  4. Scott, do you know any person or company in Ghana that does the IRS (INDOOR RESIDUAL SPRAYING). I just moved here and will like to get this done. Thanks in advance.

  5. I love your sentence, "Sorry, Shakira. No one will argue that your hips don’t lie, but they’re just not African hips."

  6. Hey Scott, sounds like you've had a lot of cool experiences in Accra! I just moved here yesterday and stumbled upon your blog on the expat blog site. Are you still around? If you have a chance, shoot me an email at, and maybe we can meet up for coffee or something.

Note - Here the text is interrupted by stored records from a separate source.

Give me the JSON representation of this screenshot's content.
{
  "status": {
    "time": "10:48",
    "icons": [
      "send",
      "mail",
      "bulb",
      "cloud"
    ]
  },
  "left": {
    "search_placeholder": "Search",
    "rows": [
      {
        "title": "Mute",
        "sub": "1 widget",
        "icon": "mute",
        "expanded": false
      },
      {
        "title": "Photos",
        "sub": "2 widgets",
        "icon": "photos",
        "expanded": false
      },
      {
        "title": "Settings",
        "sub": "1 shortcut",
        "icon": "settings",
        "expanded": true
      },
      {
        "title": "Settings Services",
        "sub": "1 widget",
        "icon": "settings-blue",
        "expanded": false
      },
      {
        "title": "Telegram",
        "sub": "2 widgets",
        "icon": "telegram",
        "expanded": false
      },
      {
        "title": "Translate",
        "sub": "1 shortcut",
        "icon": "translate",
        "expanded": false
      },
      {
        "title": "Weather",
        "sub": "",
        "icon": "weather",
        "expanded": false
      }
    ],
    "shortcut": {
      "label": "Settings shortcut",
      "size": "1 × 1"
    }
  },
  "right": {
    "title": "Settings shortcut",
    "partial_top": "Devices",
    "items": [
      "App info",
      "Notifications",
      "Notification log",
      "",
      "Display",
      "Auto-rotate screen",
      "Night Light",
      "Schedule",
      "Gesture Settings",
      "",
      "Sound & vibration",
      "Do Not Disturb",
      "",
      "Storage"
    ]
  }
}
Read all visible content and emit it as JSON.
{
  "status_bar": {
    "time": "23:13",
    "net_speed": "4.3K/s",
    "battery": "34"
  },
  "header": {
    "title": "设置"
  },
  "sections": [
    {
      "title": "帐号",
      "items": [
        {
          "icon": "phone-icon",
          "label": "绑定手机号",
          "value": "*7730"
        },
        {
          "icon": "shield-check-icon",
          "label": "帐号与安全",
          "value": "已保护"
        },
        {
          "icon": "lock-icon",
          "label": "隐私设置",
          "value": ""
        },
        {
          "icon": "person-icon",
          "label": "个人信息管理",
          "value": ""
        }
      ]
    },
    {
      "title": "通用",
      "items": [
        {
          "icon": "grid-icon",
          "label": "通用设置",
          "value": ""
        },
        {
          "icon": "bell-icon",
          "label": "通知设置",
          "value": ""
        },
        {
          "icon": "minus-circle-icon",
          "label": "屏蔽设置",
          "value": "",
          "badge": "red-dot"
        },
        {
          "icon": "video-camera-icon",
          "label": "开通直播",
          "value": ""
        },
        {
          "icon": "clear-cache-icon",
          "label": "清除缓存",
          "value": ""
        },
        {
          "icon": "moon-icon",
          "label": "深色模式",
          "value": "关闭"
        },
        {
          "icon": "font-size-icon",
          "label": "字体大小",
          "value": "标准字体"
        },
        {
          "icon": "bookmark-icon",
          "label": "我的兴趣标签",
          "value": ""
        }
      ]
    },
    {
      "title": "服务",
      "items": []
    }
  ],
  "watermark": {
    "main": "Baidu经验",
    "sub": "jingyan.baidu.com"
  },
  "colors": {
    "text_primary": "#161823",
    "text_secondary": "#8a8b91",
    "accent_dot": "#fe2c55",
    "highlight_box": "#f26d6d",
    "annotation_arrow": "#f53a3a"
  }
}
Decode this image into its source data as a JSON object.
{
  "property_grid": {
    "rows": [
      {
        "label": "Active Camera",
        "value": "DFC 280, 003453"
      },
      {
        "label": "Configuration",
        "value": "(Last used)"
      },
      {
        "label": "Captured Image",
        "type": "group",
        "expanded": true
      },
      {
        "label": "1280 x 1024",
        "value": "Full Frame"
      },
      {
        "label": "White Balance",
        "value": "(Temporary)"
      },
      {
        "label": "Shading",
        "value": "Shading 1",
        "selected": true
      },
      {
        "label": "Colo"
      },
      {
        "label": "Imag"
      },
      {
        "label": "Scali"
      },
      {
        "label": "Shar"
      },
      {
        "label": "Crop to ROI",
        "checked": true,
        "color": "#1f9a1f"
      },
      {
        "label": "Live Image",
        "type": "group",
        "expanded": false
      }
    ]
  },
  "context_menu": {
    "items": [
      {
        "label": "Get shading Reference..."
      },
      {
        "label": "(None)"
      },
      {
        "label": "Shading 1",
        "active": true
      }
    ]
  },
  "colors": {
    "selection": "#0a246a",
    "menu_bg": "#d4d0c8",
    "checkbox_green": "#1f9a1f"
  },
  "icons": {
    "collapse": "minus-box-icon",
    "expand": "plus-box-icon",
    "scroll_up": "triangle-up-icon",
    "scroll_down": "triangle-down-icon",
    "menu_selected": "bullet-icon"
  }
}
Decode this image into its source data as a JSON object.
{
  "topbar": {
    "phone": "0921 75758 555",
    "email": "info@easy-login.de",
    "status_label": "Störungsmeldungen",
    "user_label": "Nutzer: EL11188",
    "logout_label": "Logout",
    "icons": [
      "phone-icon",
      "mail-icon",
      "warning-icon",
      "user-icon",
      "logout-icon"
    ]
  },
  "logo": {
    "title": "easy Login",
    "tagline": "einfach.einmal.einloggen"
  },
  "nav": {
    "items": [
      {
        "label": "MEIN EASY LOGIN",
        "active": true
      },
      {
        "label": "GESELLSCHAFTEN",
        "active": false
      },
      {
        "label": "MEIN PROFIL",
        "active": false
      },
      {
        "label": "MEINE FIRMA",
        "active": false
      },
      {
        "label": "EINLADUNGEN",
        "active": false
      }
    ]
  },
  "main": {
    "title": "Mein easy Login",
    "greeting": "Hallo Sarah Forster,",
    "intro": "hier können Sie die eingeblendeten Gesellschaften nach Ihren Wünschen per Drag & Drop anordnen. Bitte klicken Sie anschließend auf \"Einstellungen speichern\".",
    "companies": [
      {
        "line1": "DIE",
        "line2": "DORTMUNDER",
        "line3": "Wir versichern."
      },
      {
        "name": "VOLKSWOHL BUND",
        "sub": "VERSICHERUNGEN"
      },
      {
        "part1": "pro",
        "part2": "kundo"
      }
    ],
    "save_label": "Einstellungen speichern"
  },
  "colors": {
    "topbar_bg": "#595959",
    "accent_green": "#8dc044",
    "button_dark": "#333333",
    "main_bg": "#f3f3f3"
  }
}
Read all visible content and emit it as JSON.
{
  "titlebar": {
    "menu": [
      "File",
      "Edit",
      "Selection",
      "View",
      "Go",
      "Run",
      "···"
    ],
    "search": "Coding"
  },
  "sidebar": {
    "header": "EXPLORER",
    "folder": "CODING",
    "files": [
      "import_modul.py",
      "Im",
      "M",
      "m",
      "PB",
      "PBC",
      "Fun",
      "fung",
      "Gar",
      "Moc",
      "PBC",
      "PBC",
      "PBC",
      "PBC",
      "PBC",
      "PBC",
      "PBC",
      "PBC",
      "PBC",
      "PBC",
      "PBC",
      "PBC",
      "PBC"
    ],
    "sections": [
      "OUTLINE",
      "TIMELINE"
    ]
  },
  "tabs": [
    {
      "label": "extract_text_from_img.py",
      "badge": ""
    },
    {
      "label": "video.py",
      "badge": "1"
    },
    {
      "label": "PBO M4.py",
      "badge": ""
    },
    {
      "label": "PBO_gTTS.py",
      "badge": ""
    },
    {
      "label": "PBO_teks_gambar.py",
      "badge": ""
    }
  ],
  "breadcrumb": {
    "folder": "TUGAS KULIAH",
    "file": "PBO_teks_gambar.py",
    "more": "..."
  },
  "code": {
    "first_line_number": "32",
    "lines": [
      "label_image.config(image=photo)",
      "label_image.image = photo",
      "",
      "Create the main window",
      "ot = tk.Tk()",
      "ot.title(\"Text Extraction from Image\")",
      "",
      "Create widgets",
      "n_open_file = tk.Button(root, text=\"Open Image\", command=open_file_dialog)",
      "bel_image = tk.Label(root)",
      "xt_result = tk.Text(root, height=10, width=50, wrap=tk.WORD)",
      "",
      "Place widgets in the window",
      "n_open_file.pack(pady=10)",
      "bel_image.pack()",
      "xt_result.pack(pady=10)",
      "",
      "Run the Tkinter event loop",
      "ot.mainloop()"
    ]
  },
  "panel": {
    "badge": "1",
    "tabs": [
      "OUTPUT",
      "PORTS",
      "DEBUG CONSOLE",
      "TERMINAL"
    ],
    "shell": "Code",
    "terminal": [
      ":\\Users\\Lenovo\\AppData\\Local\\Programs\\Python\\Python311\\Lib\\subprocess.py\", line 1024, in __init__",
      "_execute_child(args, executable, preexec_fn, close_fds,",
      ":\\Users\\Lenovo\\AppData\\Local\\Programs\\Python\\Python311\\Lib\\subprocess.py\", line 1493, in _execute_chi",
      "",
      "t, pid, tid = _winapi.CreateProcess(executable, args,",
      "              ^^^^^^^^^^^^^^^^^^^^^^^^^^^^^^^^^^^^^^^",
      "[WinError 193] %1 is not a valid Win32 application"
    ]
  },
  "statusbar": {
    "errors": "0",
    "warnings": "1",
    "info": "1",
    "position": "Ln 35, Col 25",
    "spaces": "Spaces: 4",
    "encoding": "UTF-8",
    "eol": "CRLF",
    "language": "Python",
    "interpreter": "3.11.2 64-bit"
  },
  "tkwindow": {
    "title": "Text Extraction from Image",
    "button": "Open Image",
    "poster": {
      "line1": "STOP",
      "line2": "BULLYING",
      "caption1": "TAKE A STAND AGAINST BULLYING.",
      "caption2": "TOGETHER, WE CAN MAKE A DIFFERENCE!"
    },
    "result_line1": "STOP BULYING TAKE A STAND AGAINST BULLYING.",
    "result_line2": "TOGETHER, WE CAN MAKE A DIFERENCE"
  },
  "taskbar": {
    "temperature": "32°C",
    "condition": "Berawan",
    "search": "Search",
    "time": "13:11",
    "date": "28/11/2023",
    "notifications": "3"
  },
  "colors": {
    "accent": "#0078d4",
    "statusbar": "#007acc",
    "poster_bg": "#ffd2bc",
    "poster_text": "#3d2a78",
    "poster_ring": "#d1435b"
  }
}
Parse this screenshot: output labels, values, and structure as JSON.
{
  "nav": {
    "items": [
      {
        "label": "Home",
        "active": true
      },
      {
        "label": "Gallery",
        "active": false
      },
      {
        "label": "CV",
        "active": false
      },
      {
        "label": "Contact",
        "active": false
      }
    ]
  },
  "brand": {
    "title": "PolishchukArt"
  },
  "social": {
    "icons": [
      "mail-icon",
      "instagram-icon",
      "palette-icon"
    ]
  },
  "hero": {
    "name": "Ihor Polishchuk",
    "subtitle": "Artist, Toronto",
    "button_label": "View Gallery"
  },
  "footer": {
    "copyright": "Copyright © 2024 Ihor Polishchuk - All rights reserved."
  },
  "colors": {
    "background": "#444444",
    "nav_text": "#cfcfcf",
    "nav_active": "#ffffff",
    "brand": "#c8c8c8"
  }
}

  7. Simone, the IRS is being done by mining company Anglo-Gold Ashanti, but it is being done with done funds only in a few districts in Ghana. It is quite expensive, and I do not think that they are doing it on a personal basis, but I would try to contact them to see.